• Aim of the task
Starting from the first line below, count the lines carrying the string "JSON" and answer with the count by itself.

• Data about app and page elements
########################################
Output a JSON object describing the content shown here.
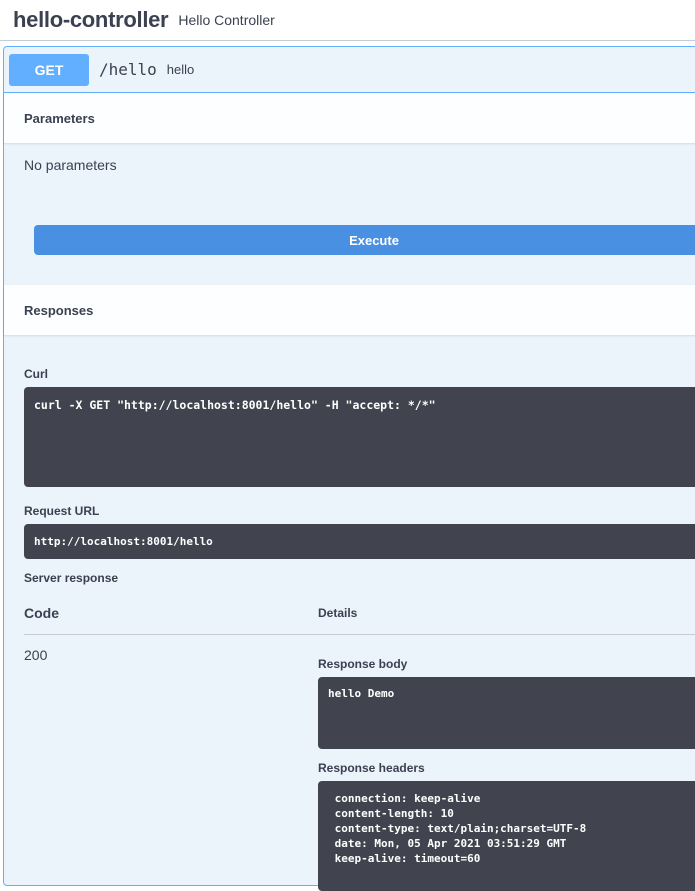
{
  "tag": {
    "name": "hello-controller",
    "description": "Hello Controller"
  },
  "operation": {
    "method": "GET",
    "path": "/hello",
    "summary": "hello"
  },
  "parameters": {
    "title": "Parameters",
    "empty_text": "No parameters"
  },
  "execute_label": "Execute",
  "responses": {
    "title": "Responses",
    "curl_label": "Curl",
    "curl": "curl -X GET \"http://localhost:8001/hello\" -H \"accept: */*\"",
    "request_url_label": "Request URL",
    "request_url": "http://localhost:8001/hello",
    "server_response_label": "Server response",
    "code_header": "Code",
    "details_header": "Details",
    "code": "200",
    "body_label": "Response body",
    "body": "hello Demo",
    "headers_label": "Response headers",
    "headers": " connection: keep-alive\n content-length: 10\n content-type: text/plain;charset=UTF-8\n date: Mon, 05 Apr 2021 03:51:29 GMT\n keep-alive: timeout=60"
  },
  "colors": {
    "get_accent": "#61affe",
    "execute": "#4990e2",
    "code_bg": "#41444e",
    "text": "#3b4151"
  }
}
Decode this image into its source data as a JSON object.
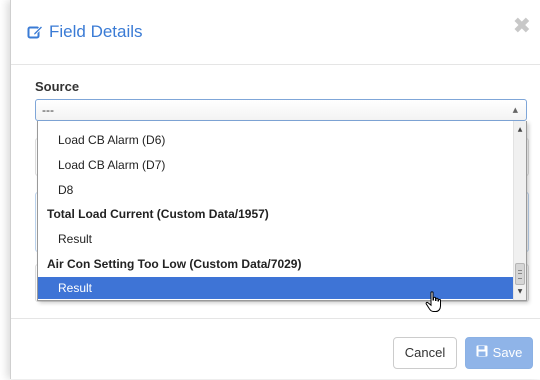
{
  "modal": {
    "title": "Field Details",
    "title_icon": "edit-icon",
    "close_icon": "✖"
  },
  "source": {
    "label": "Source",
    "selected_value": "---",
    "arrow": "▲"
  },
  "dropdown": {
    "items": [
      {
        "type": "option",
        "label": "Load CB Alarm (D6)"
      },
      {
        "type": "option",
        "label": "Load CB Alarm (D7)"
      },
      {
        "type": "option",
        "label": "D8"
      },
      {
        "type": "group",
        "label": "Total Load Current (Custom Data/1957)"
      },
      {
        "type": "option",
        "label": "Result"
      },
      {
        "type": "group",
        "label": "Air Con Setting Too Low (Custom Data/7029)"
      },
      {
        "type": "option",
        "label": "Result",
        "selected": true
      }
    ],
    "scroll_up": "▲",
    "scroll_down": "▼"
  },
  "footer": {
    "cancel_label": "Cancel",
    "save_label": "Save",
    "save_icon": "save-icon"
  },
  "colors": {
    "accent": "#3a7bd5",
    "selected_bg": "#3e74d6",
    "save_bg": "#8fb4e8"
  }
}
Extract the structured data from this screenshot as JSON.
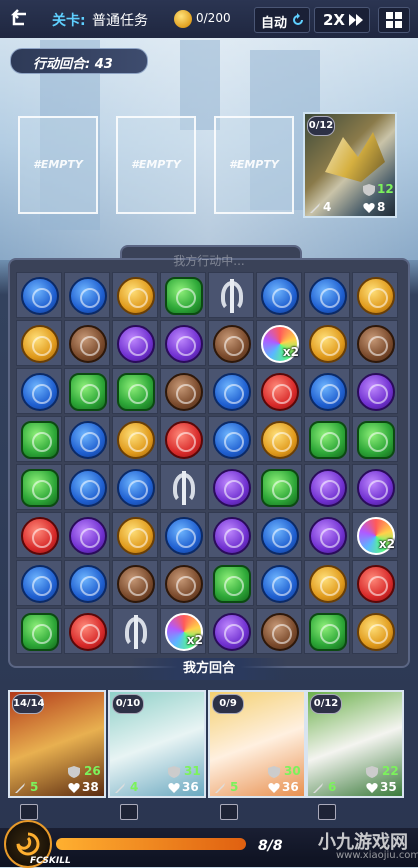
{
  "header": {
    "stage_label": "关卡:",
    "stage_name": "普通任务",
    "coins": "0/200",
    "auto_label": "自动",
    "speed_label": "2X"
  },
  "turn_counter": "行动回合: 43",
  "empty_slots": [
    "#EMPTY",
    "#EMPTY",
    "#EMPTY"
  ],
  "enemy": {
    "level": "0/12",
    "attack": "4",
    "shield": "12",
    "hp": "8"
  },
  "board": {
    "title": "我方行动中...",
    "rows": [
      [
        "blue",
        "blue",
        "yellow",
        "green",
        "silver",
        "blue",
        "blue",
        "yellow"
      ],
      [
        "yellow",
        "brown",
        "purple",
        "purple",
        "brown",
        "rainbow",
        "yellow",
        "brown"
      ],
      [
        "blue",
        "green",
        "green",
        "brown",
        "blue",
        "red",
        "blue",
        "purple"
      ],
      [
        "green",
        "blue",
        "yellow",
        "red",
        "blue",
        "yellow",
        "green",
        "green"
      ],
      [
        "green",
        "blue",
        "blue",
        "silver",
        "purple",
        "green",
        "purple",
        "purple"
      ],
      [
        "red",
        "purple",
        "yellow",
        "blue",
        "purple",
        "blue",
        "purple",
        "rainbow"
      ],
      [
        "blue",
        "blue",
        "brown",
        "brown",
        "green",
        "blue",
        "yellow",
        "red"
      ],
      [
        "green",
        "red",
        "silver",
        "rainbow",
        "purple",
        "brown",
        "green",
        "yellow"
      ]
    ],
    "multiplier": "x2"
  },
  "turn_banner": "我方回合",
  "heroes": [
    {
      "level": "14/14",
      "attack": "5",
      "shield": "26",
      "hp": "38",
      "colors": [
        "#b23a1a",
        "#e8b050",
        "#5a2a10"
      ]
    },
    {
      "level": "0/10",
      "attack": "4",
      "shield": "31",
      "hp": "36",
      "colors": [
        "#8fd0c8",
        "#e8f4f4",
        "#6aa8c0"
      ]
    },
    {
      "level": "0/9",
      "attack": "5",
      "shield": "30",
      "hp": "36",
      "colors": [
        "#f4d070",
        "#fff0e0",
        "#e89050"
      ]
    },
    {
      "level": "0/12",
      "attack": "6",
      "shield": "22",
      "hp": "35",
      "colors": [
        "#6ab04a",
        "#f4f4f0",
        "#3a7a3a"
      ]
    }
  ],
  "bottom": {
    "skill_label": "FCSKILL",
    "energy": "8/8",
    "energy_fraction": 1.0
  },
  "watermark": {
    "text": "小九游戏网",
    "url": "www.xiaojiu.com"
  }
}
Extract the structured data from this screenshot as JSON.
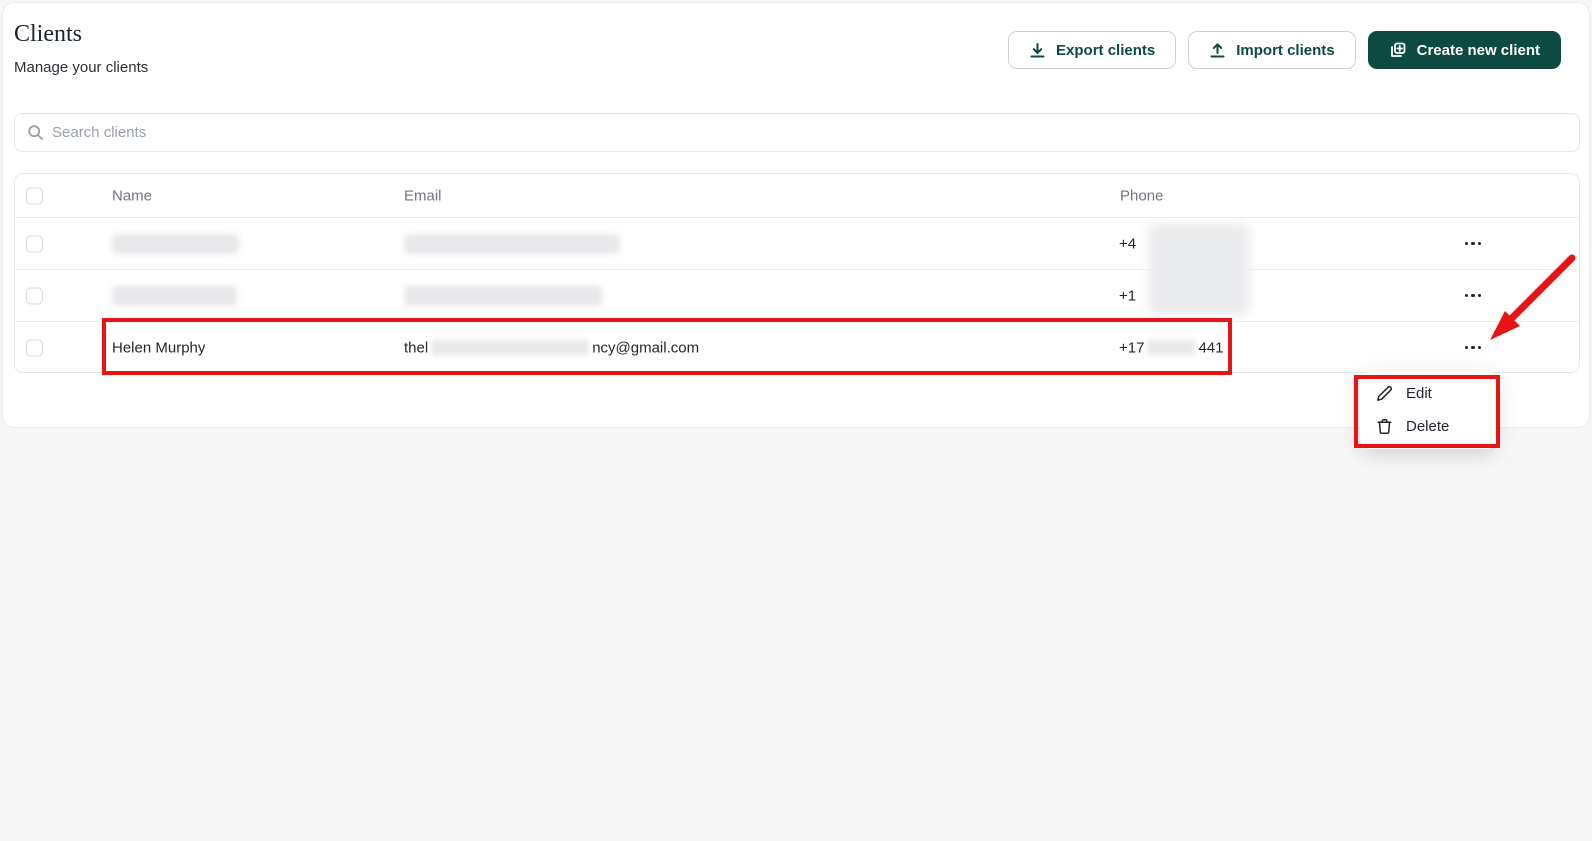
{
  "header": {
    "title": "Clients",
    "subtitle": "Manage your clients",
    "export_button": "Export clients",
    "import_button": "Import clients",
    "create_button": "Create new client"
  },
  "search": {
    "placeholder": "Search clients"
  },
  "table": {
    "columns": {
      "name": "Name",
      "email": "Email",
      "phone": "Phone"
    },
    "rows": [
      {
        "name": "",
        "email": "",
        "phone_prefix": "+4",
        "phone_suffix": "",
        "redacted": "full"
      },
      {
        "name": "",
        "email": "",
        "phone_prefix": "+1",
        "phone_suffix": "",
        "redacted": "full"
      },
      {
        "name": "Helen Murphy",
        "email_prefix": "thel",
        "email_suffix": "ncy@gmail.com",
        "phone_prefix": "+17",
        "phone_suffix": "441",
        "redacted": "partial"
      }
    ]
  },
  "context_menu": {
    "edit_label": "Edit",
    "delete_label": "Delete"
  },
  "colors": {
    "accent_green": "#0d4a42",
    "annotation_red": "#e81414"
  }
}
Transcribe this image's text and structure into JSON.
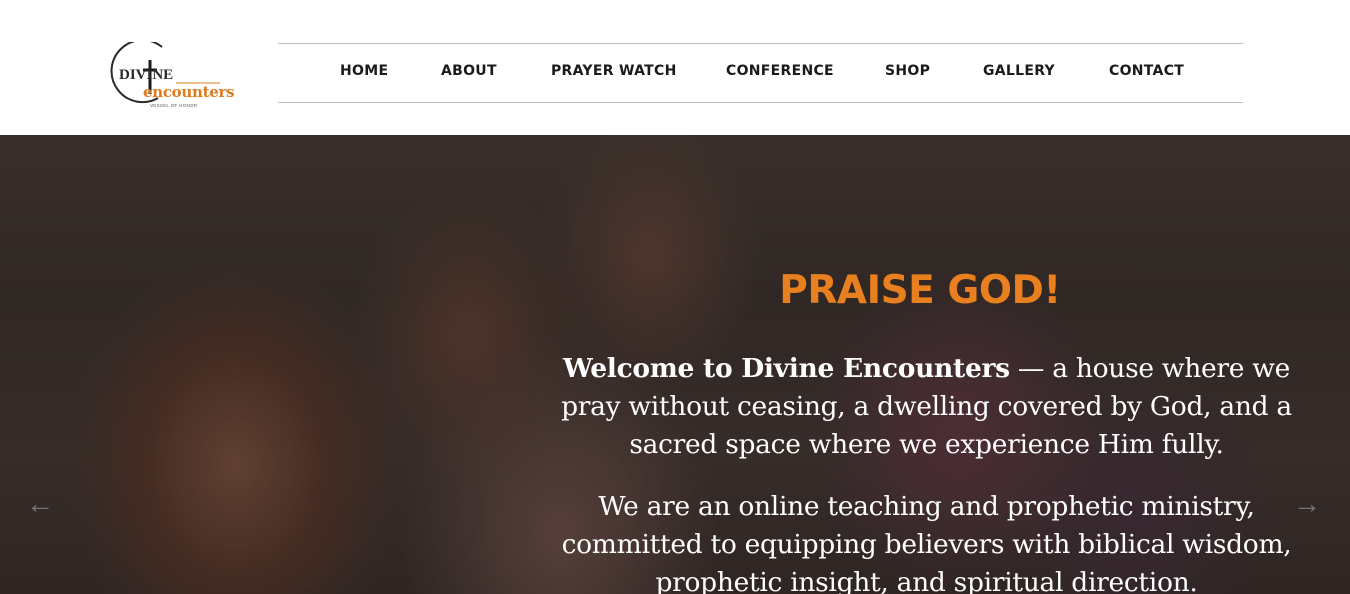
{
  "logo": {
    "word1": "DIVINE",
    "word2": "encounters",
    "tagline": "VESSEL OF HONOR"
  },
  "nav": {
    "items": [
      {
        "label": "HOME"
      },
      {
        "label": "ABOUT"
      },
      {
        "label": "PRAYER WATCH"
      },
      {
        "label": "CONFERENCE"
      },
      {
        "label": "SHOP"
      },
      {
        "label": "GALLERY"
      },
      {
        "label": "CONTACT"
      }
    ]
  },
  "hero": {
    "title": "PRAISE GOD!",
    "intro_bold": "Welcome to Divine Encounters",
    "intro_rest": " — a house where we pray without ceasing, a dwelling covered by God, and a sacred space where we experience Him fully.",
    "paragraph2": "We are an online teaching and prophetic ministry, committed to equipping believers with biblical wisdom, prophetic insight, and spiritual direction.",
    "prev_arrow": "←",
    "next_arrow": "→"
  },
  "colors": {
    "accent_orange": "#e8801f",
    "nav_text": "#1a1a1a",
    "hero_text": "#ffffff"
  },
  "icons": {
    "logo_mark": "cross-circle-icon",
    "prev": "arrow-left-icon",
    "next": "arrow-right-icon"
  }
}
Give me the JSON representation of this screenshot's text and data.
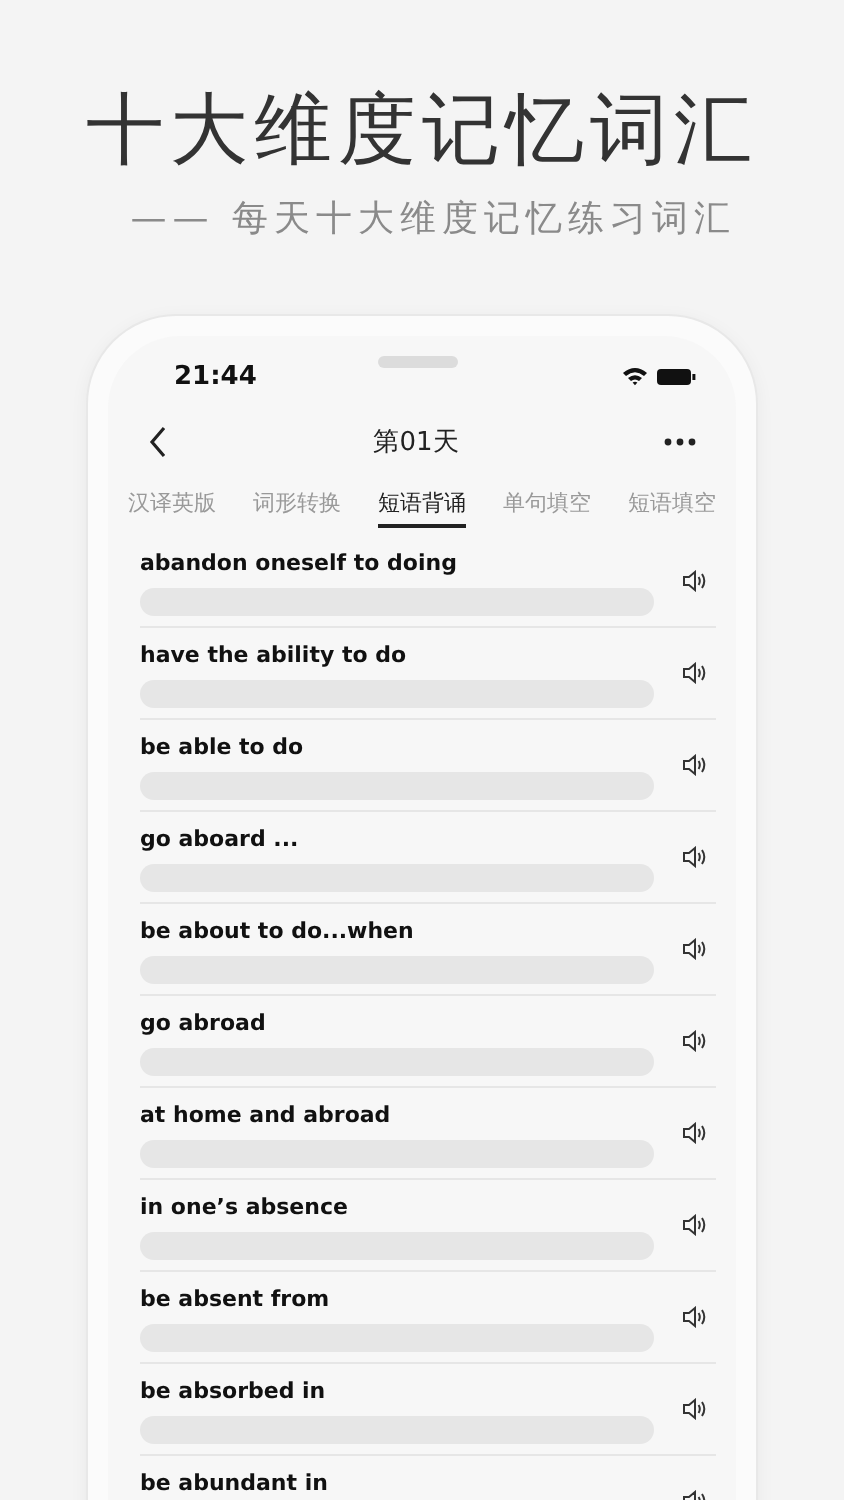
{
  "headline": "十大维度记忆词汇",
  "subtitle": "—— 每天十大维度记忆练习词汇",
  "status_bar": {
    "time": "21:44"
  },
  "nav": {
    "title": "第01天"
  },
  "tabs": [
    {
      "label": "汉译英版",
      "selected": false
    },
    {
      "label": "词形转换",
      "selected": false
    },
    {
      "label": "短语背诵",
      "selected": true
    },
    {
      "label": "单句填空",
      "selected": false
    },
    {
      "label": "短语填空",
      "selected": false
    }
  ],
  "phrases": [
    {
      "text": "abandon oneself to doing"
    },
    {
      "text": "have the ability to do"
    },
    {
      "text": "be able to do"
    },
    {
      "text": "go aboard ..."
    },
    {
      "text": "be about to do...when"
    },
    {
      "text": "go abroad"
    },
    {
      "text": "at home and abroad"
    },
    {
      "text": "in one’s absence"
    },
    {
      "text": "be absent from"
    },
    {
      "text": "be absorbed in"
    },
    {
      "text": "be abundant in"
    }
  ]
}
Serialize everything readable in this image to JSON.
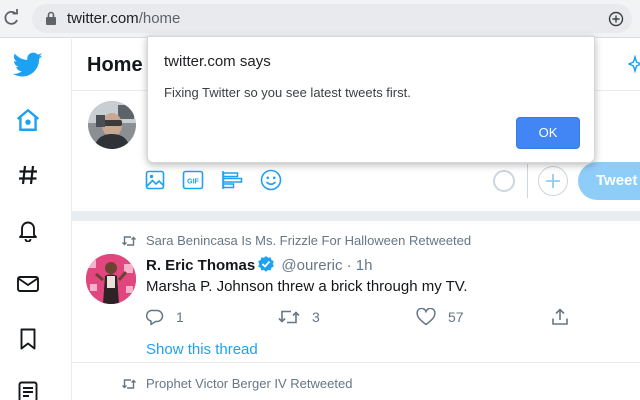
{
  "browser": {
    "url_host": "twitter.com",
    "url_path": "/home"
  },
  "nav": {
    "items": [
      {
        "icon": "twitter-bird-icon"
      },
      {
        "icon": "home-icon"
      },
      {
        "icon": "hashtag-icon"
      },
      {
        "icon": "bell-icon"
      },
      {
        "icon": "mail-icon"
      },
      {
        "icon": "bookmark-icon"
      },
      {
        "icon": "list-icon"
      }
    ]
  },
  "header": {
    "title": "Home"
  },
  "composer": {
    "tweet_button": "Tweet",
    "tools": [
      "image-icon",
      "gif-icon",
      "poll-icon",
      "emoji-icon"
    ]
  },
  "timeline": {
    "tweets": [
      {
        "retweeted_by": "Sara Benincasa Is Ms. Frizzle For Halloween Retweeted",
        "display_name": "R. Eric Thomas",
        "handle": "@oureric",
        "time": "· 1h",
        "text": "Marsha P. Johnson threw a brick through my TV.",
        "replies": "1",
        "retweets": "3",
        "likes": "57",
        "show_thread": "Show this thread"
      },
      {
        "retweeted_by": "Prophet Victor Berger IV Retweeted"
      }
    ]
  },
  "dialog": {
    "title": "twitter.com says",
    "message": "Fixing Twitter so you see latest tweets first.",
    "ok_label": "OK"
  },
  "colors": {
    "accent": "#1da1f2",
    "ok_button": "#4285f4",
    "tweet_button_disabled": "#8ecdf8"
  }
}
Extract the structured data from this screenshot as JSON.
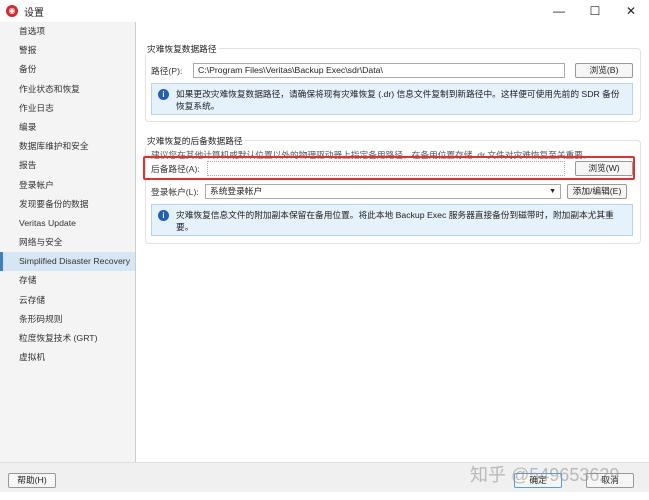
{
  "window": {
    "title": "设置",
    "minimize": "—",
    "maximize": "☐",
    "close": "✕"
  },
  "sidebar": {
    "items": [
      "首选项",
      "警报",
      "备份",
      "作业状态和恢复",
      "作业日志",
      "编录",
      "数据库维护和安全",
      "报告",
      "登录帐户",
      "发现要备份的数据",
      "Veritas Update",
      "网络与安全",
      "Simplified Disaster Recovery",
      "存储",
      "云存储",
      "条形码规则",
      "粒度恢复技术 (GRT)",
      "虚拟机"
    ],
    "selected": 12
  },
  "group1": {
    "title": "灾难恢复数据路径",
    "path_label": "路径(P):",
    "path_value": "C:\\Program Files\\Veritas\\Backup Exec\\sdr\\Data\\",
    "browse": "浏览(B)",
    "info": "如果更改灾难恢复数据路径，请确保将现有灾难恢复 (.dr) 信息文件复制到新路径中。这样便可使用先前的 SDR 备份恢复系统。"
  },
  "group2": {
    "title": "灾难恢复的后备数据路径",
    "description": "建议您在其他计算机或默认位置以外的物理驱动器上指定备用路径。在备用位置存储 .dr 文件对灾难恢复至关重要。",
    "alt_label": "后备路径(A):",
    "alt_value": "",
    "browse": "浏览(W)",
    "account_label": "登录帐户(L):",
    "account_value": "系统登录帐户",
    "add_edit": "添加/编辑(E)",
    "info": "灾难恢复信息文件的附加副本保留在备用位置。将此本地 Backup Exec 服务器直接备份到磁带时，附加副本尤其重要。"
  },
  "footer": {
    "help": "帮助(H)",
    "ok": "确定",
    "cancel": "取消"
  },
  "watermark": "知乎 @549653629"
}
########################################
• Exercise output
8